Exercise brief:
Look through the data below. Collect every line where the word "раздел" occurs.

── Records for this task

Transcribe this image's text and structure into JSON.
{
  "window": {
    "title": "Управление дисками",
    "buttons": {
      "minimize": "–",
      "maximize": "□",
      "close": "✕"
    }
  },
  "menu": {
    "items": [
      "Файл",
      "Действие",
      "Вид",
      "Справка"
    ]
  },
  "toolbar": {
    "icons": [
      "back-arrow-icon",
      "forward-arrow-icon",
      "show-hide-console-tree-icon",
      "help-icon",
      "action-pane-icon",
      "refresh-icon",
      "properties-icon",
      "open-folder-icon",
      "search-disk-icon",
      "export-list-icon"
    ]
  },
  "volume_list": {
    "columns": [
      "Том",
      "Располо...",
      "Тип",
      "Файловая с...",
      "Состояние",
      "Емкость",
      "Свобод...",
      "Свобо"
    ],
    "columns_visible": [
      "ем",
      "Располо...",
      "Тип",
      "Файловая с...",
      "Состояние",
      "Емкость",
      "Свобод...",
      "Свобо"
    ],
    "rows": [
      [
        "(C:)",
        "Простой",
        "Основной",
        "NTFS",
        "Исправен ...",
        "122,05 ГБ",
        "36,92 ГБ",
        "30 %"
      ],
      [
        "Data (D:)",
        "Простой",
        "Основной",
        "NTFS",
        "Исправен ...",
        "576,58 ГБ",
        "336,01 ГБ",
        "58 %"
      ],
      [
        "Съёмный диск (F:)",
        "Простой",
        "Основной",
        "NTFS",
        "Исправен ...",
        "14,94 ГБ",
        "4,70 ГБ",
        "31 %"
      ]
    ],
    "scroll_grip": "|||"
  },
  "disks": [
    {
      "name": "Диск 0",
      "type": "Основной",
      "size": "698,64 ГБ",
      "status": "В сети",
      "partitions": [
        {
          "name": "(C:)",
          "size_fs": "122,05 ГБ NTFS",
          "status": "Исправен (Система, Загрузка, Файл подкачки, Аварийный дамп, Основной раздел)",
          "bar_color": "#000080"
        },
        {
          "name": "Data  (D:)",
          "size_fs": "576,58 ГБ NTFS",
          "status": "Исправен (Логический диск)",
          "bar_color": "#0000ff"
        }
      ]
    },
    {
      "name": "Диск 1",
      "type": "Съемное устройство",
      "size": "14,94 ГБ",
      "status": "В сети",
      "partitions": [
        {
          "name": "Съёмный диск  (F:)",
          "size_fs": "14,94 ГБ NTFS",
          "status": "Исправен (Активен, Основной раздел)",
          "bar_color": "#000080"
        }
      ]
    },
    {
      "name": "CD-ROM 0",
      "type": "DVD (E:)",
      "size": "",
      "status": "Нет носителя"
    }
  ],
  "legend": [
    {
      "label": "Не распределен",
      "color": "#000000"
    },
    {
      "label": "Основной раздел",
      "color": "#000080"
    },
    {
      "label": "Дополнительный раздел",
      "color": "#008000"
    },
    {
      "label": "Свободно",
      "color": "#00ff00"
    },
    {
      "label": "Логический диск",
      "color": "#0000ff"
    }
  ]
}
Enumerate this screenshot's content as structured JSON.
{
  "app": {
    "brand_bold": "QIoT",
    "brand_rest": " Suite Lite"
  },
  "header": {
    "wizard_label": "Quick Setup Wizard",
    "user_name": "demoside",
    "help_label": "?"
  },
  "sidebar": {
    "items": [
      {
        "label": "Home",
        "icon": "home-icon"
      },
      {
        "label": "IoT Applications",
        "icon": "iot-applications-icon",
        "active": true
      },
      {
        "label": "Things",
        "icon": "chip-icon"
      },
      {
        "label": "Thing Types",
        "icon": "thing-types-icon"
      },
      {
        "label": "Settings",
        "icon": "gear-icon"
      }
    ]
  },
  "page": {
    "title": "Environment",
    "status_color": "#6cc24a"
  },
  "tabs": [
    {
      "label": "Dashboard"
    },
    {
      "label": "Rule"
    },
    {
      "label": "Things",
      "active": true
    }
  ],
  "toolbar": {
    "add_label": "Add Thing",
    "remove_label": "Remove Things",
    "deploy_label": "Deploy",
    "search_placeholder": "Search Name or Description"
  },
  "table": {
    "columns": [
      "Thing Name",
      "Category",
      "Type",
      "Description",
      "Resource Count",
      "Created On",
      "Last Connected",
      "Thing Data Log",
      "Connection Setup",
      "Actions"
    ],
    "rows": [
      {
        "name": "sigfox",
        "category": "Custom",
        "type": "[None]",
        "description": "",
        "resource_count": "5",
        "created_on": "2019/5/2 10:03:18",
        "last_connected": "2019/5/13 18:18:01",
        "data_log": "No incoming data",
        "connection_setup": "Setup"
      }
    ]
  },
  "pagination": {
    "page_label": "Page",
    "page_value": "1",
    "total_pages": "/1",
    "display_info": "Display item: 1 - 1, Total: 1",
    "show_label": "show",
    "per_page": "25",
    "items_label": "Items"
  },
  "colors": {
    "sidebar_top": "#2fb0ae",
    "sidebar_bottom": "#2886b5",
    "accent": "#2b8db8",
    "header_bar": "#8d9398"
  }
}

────

Output of the exercise:
          "status": "Исправен (Система, Загрузка, Файл подкачки, Аварийный дамп, Основной раздел)",
          "status": "Исправен (Активен, Основной раздел)",
      "label": "Основной раздел",
      "label": "Дополнительный раздел",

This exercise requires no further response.